*Your task:* Please return every line of the records below that contains the word "battery".
Top of Records supplied
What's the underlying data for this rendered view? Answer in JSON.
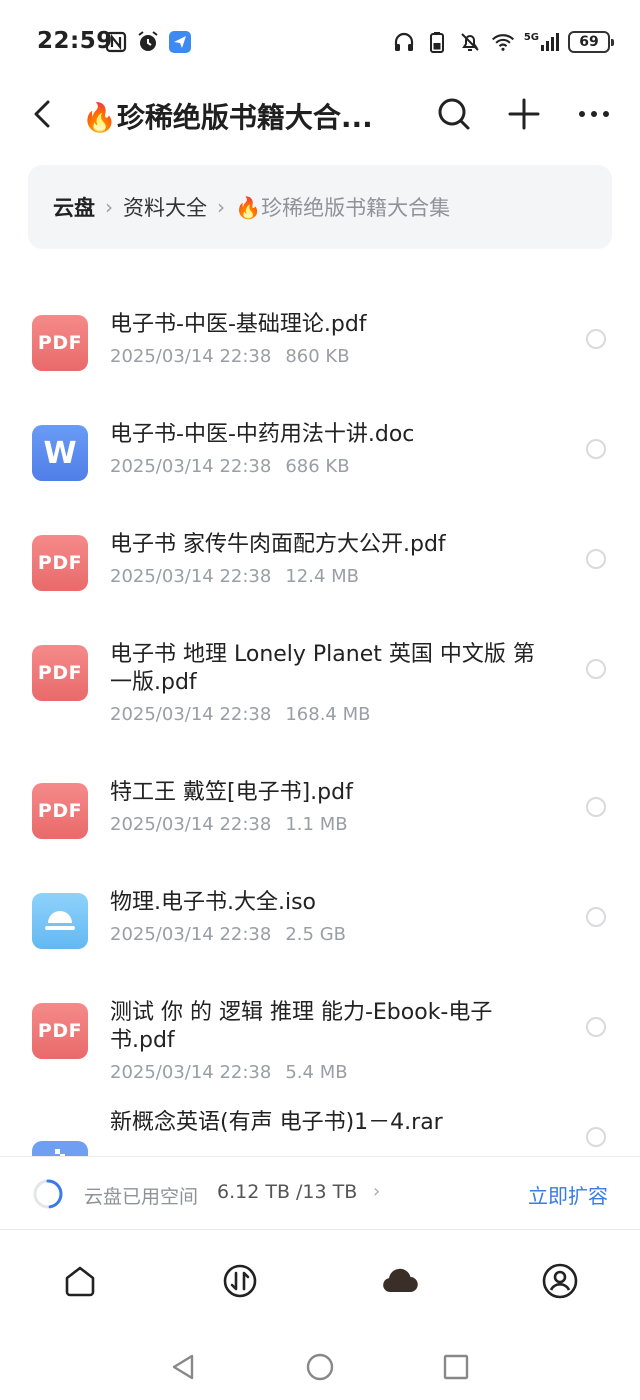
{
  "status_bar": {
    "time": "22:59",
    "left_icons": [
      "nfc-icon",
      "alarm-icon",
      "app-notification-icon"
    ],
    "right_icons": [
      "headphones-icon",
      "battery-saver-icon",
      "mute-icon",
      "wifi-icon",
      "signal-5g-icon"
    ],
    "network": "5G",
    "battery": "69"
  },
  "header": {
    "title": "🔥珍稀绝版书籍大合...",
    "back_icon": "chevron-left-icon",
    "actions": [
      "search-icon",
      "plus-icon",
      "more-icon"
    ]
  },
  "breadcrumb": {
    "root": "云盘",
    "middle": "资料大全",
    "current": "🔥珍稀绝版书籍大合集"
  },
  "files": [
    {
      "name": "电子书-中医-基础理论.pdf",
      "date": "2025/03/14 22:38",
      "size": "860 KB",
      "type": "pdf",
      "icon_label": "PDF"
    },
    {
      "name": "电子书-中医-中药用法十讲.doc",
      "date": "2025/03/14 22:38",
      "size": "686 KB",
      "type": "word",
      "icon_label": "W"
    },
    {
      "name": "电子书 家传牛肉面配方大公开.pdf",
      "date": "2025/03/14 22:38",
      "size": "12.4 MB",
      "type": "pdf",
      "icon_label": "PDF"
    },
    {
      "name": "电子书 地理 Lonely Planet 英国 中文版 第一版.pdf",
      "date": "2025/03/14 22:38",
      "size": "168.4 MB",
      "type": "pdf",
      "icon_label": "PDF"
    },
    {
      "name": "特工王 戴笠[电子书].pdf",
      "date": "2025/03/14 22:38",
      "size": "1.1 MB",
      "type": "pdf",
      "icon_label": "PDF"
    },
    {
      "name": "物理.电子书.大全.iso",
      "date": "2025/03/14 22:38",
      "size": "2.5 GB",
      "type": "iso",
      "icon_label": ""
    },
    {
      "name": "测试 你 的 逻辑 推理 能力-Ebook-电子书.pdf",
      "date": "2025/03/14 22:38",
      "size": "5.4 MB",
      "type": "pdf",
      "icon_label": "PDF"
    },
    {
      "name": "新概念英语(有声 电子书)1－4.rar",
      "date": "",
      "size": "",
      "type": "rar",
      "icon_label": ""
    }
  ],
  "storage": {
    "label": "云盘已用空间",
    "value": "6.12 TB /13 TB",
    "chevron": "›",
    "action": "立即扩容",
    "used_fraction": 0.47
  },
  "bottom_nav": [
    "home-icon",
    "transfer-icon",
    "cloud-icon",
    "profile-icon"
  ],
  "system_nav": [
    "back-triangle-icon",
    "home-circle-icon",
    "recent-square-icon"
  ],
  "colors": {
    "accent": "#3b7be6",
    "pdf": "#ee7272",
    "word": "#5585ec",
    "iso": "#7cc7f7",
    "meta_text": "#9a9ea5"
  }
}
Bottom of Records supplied
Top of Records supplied
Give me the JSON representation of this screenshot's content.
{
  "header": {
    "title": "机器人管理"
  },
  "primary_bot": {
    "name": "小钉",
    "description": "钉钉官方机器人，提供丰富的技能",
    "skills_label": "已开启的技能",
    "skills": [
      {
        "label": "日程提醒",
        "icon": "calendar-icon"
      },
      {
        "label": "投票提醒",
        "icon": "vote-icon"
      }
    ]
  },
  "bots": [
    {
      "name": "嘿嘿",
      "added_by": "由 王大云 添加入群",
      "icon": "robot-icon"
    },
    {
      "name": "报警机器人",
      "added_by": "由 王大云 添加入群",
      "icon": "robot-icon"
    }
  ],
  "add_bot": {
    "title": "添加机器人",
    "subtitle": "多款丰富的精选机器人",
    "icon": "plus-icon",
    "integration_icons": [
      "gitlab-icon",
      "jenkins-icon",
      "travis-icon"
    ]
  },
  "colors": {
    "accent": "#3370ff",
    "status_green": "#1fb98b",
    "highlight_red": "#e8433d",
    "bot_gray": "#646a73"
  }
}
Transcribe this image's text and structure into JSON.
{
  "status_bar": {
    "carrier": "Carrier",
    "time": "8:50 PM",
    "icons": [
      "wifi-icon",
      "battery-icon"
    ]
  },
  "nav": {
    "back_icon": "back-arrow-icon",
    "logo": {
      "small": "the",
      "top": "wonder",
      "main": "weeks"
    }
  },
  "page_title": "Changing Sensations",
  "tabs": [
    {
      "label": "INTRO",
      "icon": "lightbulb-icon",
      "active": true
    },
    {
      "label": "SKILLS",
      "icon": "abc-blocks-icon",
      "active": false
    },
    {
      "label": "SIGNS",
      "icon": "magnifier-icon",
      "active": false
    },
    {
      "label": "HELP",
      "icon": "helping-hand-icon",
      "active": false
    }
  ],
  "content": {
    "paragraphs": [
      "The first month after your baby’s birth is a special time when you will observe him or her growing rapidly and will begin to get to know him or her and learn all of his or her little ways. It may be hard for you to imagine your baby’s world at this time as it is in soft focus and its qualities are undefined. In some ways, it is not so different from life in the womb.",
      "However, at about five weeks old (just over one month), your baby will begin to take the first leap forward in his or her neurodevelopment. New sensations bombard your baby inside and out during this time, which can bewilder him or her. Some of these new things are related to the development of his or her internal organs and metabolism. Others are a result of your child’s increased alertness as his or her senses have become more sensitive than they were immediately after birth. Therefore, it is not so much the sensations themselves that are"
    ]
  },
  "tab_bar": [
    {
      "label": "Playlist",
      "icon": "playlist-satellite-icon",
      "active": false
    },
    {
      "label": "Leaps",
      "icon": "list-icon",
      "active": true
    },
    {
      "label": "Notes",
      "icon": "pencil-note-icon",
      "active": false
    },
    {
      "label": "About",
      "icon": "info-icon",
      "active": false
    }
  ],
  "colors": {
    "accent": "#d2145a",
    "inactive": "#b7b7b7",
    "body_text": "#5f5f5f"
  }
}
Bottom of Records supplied
*Reply:*
      "battery-saver-icon",
    "battery": "69"
      "battery-icon"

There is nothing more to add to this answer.